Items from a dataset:
>>>

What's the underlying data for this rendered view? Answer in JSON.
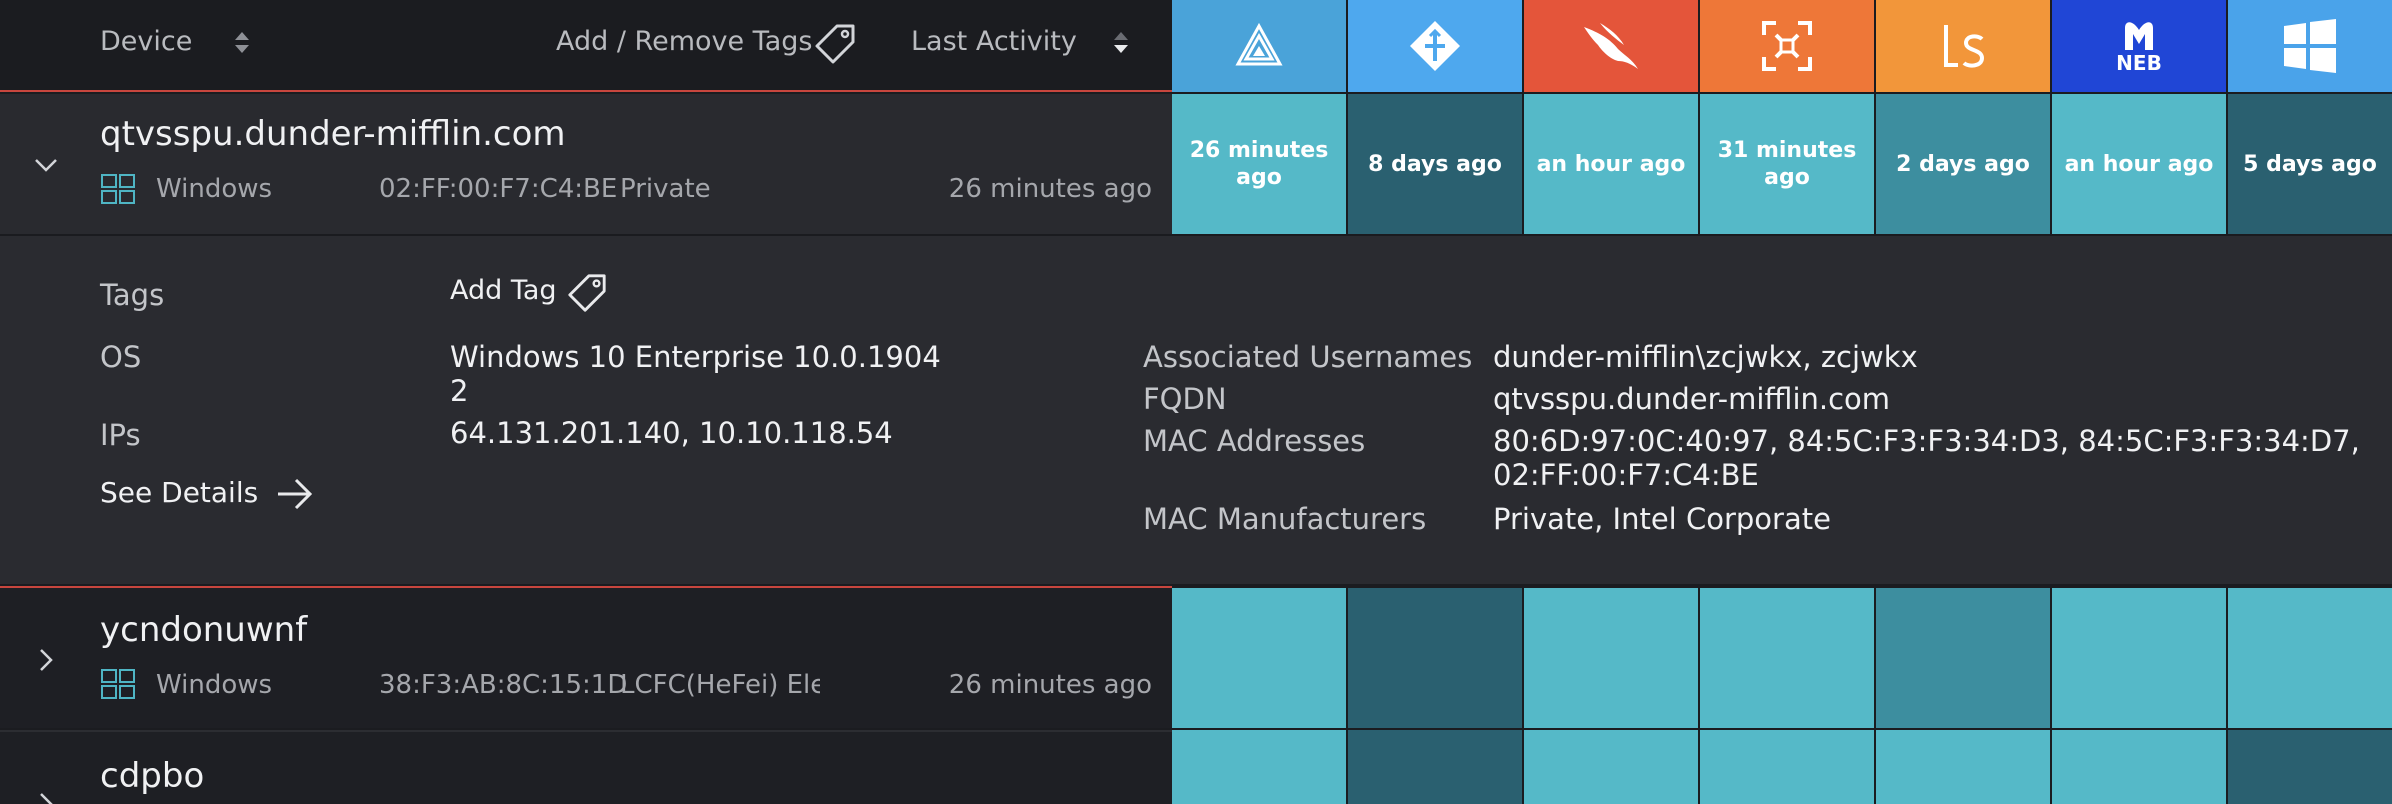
{
  "header": {
    "device_label": "Device",
    "tags_label": "Add / Remove Tags",
    "activity_label": "Last Activity"
  },
  "sources": [
    {
      "name": "arrow-triangle",
      "icon": "prism-logo-icon",
      "color": "#4aa3d9"
    },
    {
      "name": "diamond-sync",
      "icon": "diamond-arrows-logo-icon",
      "color": "#4ea8ee"
    },
    {
      "name": "crowdstrike",
      "icon": "falcon-bird-logo-icon",
      "color": "#e4553a"
    },
    {
      "name": "scan",
      "icon": "scan-frame-logo-icon",
      "color": "#ee7738"
    },
    {
      "name": "ls",
      "icon": "ls-logo-icon",
      "color": "#f2963a"
    },
    {
      "name": "malwarebytes",
      "icon": "neb-logo-icon",
      "color": "#2046d6",
      "label": "NEB"
    },
    {
      "name": "windows",
      "icon": "windows-logo-icon",
      "color": "#4aa3ea"
    }
  ],
  "devices": [
    {
      "hostname": "qtvsspu.dunder-mifflin.com",
      "os": "Windows",
      "mac": "02:FF:00:F7:C4:BE",
      "manufacturer": "Private",
      "last_activity": "26 minutes ago",
      "cells": [
        {
          "text": "26 minutes ago",
          "tone": "light"
        },
        {
          "text": "8 days ago",
          "tone": "dark"
        },
        {
          "text": "an hour ago",
          "tone": "light"
        },
        {
          "text": "31 minutes ago",
          "tone": "light"
        },
        {
          "text": "2 days ago",
          "tone": "mid"
        },
        {
          "text": "an hour ago",
          "tone": "light"
        },
        {
          "text": "5 days ago",
          "tone": "dark"
        }
      ]
    },
    {
      "hostname": "ycndonuwnf",
      "os": "Windows",
      "mac": "38:F3:AB:8C:15:1D",
      "manufacturer": "LCFC(HeFei) Electronics Technology Co., Ltd.",
      "last_activity": "26 minutes ago",
      "cells": [
        {
          "tone": "light"
        },
        {
          "tone": "dark"
        },
        {
          "tone": "light"
        },
        {
          "tone": "light"
        },
        {
          "tone": "mid"
        },
        {
          "tone": "light"
        },
        {
          "tone": "light"
        }
      ]
    },
    {
      "hostname": "cdpbo",
      "cells": [
        {
          "tone": "light"
        },
        {
          "tone": "dark"
        },
        {
          "tone": "light"
        },
        {
          "tone": "light"
        },
        {
          "tone": "light"
        },
        {
          "tone": "light"
        },
        {
          "tone": "dark"
        }
      ]
    }
  ],
  "details": {
    "tags_label": "Tags",
    "add_tag": "Add Tag",
    "os_label": "OS",
    "os_value_1": "Windows 10 Enterprise 10.0.1904",
    "os_value_2": "2",
    "ips_label": "IPs",
    "ips_value": "64.131.201.140, 10.10.118.54",
    "see_details": "See Details",
    "usernames_label": "Associated Usernames",
    "usernames_value": "dunder-mifflin\\zcjwkx, zcjwkx",
    "fqdn_label": "FQDN",
    "fqdn_value": "qtvsspu.dunder-mifflin.com",
    "mac_label": "MAC Addresses",
    "mac_value_1": "80:6D:97:0C:40:97, 84:5C:F3:F3:34:D3, 84:5C:F3:F3:34:D7,",
    "mac_value_2": "02:FF:00:F7:C4:BE",
    "manufacturers_label": "MAC Manufacturers",
    "manufacturers_value": "Private, Intel Corporate"
  },
  "colors": {
    "cell_light": "#55b9c8",
    "cell_mid": "#3d8e9f",
    "cell_dark": "#2a6070",
    "accent_line": "#c8463e",
    "windows_icon": "#4fb5c4"
  }
}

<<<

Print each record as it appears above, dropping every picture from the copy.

▶ Answer to the problem
What's the underlying data for this rendered view? Answer in JSON.
{
  "header": {
    "device_label": "Device",
    "tags_label": "Add / Remove Tags",
    "activity_label": "Last Activity"
  },
  "sources": [
    {
      "name": "arrow-triangle",
      "icon": "prism-logo-icon",
      "color": "#4aa3d9"
    },
    {
      "name": "diamond-sync",
      "icon": "diamond-arrows-logo-icon",
      "color": "#4ea8ee"
    },
    {
      "name": "crowdstrike",
      "icon": "falcon-bird-logo-icon",
      "color": "#e4553a"
    },
    {
      "name": "scan",
      "icon": "scan-frame-logo-icon",
      "color": "#ee7738"
    },
    {
      "name": "ls",
      "icon": "ls-logo-icon",
      "color": "#f2963a"
    },
    {
      "name": "malwarebytes",
      "icon": "neb-logo-icon",
      "color": "#2046d6",
      "label": "NEB"
    },
    {
      "name": "windows",
      "icon": "windows-logo-icon",
      "color": "#4aa3ea"
    }
  ],
  "devices": [
    {
      "hostname": "qtvsspu.dunder-mifflin.com",
      "os": "Windows",
      "mac": "02:FF:00:F7:C4:BE",
      "manufacturer": "Private",
      "last_activity": "26 minutes ago",
      "cells": [
        {
          "text": "26 minutes ago",
          "tone": "light"
        },
        {
          "text": "8 days ago",
          "tone": "dark"
        },
        {
          "text": "an hour ago",
          "tone": "light"
        },
        {
          "text": "31 minutes ago",
          "tone": "light"
        },
        {
          "text": "2 days ago",
          "tone": "mid"
        },
        {
          "text": "an hour ago",
          "tone": "light"
        },
        {
          "text": "5 days ago",
          "tone": "dark"
        }
      ]
    },
    {
      "hostname": "ycndonuwnf",
      "os": "Windows",
      "mac": "38:F3:AB:8C:15:1D",
      "manufacturer": "LCFC(HeFei) Electronics Technology Co., Ltd.",
      "last_activity": "26 minutes ago",
      "cells": [
        {
          "tone": "light"
        },
        {
          "tone": "dark"
        },
        {
          "tone": "light"
        },
        {
          "tone": "light"
        },
        {
          "tone": "mid"
        },
        {
          "tone": "light"
        },
        {
          "tone": "light"
        }
      ]
    },
    {
      "hostname": "cdpbo",
      "cells": [
        {
          "tone": "light"
        },
        {
          "tone": "dark"
        },
        {
          "tone": "light"
        },
        {
          "tone": "light"
        },
        {
          "tone": "light"
        },
        {
          "tone": "light"
        },
        {
          "tone": "dark"
        }
      ]
    }
  ],
  "details": {
    "tags_label": "Tags",
    "add_tag": "Add Tag",
    "os_label": "OS",
    "os_value_1": "Windows 10 Enterprise 10.0.1904",
    "os_value_2": "2",
    "ips_label": "IPs",
    "ips_value": "64.131.201.140, 10.10.118.54",
    "see_details": "See Details",
    "usernames_label": "Associated Usernames",
    "usernames_value": "dunder-mifflin\\zcjwkx, zcjwkx",
    "fqdn_label": "FQDN",
    "fqdn_value": "qtvsspu.dunder-mifflin.com",
    "mac_label": "MAC Addresses",
    "mac_value_1": "80:6D:97:0C:40:97, 84:5C:F3:F3:34:D3, 84:5C:F3:F3:34:D7,",
    "mac_value_2": "02:FF:00:F7:C4:BE",
    "manufacturers_label": "MAC Manufacturers",
    "manufacturers_value": "Private, Intel Corporate"
  },
  "colors": {
    "cell_light": "#55b9c8",
    "cell_mid": "#3d8e9f",
    "cell_dark": "#2a6070",
    "accent_line": "#c8463e",
    "windows_icon": "#4fb5c4"
  }
}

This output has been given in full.